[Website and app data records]
- - - - -
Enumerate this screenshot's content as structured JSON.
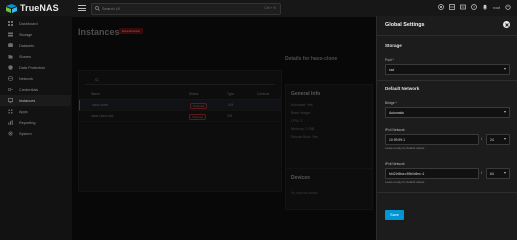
{
  "app": {
    "name": "TrueNAS"
  },
  "topbar": {
    "search_placeholder": "Search UI",
    "search_shortcut": "Ctrl + K",
    "user_label": "root"
  },
  "sidebar": {
    "items": [
      {
        "label": "Dashboard",
        "icon": "dashboard-icon"
      },
      {
        "label": "Storage",
        "icon": "storage-icon"
      },
      {
        "label": "Datasets",
        "icon": "datasets-icon"
      },
      {
        "label": "Shares",
        "icon": "shares-icon"
      },
      {
        "label": "Data Protection",
        "icon": "data-protection-icon"
      },
      {
        "label": "Network",
        "icon": "network-icon"
      },
      {
        "label": "Credentials",
        "icon": "credentials-icon"
      },
      {
        "label": "Instances",
        "icon": "instances-icon",
        "active": true
      },
      {
        "label": "Apps",
        "icon": "apps-icon"
      },
      {
        "label": "Reporting",
        "icon": "reporting-icon"
      },
      {
        "label": "System",
        "icon": "system-icon"
      }
    ]
  },
  "main": {
    "title": "Instances",
    "badge": "Experimental",
    "list": {
      "columns": [
        "Name",
        "Status",
        "Type",
        "Controls"
      ],
      "rows": [
        {
          "name": "haos-clone",
          "status": "Stopped",
          "type": "VM"
        },
        {
          "name": "haos-clone-ha1",
          "status": "Stopped",
          "type": "VM"
        }
      ]
    },
    "details": {
      "title": "Details for haos-clone",
      "general_info_title": "General Info",
      "info_lines": [
        "Autostart: Yes",
        "Base Image:",
        "CPU: 2",
        "Memory: 2 GiB",
        "Secure Boot: Yes"
      ],
      "devices_title": "Devices",
      "devices_text": "No devices added."
    }
  },
  "panel": {
    "title": "Global Settings",
    "storage_section": "Storage",
    "pool_label": "Pool *",
    "pool_value": "ssd",
    "network_section": "Default Network",
    "bridge_label": "Bridge *",
    "bridge_value": "Automatic",
    "ipv4_label": "IPv4 Network",
    "ipv4_value": "10.99.99.1",
    "ipv4_mask": "24",
    "ipv4_hint": "Leave empty for default values",
    "ipv6_label": "IPv6 Network",
    "ipv6_value": "fd42:b5ba:c59d:b8ec::1",
    "ipv6_mask": "64",
    "ipv6_hint": "Leave empty for default values",
    "save_label": "Save"
  },
  "colors": {
    "accent": "#0095d5",
    "panel_bg": "#1c1c1c",
    "badge_bg": "#5a1010"
  }
}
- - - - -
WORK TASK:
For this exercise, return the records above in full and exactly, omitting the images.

SOLUTION FOR THIS TASK:
Enumerate this screenshot's content as structured JSON.
{
  "app": {
    "name": "TrueNAS"
  },
  "topbar": {
    "search_placeholder": "Search UI",
    "search_shortcut": "Ctrl + K",
    "user_label": "root"
  },
  "sidebar": {
    "items": [
      {
        "label": "Dashboard",
        "icon": "dashboard-icon"
      },
      {
        "label": "Storage",
        "icon": "storage-icon"
      },
      {
        "label": "Datasets",
        "icon": "datasets-icon"
      },
      {
        "label": "Shares",
        "icon": "shares-icon"
      },
      {
        "label": "Data Protection",
        "icon": "data-protection-icon"
      },
      {
        "label": "Network",
        "icon": "network-icon"
      },
      {
        "label": "Credentials",
        "icon": "credentials-icon"
      },
      {
        "label": "Instances",
        "icon": "instances-icon",
        "active": true
      },
      {
        "label": "Apps",
        "icon": "apps-icon"
      },
      {
        "label": "Reporting",
        "icon": "reporting-icon"
      },
      {
        "label": "System",
        "icon": "system-icon"
      }
    ]
  },
  "main": {
    "title": "Instances",
    "badge": "Experimental",
    "list": {
      "columns": [
        "Name",
        "Status",
        "Type",
        "Controls"
      ],
      "rows": [
        {
          "name": "haos-clone",
          "status": "Stopped",
          "type": "VM"
        },
        {
          "name": "haos-clone-ha1",
          "status": "Stopped",
          "type": "VM"
        }
      ]
    },
    "details": {
      "title": "Details for haos-clone",
      "general_info_title": "General Info",
      "info_lines": [
        "Autostart: Yes",
        "Base Image:",
        "CPU: 2",
        "Memory: 2 GiB",
        "Secure Boot: Yes"
      ],
      "devices_title": "Devices",
      "devices_text": "No devices added."
    }
  },
  "panel": {
    "title": "Global Settings",
    "storage_section": "Storage",
    "pool_label": "Pool *",
    "pool_value": "ssd",
    "network_section": "Default Network",
    "bridge_label": "Bridge *",
    "bridge_value": "Automatic",
    "ipv4_label": "IPv4 Network",
    "ipv4_value": "10.99.99.1",
    "ipv4_mask": "24",
    "ipv4_hint": "Leave empty for default values",
    "ipv6_label": "IPv6 Network",
    "ipv6_value": "fd42:b5ba:c59d:b8ec::1",
    "ipv6_mask": "64",
    "ipv6_hint": "Leave empty for default values",
    "save_label": "Save"
  },
  "colors": {
    "accent": "#0095d5",
    "panel_bg": "#1c1c1c",
    "badge_bg": "#5a1010"
  }
}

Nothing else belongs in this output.